[[ Data provided open ]]

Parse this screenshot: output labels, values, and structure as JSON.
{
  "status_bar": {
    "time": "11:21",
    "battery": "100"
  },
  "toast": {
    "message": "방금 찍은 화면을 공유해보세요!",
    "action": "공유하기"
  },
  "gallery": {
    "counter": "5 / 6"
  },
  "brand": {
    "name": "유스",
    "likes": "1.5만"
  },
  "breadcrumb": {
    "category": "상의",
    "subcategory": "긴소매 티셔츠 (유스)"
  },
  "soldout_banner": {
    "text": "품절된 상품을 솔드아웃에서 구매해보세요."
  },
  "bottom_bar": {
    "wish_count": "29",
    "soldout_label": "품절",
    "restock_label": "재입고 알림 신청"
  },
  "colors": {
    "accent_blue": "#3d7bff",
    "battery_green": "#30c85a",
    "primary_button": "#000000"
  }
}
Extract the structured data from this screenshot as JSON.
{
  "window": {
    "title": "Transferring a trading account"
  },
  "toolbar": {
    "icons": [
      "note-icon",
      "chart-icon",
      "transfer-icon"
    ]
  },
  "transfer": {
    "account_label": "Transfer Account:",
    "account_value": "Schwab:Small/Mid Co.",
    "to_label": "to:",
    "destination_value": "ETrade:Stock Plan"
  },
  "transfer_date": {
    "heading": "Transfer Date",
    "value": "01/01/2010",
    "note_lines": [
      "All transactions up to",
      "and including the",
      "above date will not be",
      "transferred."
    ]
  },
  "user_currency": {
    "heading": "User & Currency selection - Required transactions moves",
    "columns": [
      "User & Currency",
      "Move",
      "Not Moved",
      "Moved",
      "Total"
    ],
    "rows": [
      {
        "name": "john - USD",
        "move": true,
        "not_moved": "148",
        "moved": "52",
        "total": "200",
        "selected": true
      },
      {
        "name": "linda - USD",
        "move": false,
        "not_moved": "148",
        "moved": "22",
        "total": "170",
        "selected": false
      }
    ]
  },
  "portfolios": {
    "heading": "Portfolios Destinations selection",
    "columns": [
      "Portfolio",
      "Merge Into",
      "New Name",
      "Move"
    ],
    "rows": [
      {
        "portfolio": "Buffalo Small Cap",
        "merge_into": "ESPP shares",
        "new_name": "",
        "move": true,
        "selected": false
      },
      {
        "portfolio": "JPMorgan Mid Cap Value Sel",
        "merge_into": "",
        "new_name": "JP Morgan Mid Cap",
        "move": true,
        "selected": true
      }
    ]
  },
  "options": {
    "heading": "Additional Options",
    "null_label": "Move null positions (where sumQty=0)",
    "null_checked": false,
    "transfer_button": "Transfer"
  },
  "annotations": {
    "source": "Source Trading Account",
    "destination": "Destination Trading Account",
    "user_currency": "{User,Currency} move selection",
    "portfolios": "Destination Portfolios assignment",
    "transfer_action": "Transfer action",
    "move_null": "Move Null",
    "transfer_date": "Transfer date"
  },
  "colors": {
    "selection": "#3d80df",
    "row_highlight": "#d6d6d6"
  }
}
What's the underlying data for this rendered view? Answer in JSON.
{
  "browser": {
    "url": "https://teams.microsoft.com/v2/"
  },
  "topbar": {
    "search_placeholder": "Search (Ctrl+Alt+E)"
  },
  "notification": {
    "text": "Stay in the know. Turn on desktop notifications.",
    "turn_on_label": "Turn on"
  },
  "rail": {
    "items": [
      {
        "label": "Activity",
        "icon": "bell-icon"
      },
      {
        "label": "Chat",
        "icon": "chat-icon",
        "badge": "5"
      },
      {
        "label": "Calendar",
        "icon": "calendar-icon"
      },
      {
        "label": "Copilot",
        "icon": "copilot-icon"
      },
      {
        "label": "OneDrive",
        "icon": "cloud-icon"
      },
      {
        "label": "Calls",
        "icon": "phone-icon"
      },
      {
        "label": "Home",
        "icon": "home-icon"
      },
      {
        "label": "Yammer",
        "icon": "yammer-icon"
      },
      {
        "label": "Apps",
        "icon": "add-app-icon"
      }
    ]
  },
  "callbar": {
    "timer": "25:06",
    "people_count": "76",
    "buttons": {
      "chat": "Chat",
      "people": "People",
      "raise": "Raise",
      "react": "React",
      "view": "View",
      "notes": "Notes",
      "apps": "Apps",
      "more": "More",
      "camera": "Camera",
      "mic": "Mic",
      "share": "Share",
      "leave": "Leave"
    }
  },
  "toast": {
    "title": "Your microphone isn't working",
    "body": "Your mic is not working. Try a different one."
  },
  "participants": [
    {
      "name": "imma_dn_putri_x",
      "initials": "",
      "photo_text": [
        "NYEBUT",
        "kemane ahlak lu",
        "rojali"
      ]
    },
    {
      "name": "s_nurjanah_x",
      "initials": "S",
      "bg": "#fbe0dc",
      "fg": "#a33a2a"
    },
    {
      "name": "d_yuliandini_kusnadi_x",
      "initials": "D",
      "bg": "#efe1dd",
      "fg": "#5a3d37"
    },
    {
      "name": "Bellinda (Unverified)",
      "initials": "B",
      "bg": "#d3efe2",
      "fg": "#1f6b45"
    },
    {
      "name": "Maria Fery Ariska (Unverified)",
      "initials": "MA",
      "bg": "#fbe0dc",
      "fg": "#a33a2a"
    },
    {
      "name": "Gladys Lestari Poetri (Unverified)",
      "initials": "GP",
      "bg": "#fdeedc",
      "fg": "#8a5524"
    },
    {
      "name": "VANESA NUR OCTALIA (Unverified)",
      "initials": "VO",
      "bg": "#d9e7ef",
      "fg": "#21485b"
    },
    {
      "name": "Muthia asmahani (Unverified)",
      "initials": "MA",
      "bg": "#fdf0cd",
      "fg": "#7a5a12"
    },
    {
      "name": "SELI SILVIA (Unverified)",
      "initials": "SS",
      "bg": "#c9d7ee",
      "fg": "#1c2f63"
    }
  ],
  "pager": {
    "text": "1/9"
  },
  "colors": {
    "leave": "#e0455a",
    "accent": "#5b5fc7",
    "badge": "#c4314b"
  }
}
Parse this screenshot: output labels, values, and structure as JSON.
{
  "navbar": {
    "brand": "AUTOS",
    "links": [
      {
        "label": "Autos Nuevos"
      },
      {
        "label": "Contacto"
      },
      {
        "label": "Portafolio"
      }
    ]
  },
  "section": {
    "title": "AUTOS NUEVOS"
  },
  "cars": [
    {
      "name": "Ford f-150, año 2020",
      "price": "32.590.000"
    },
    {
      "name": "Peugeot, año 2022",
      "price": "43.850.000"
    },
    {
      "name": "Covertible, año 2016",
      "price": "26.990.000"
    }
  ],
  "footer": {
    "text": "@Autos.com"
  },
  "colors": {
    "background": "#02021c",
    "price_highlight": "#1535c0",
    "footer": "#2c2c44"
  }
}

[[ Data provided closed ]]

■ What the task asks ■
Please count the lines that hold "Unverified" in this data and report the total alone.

■ Result ■
6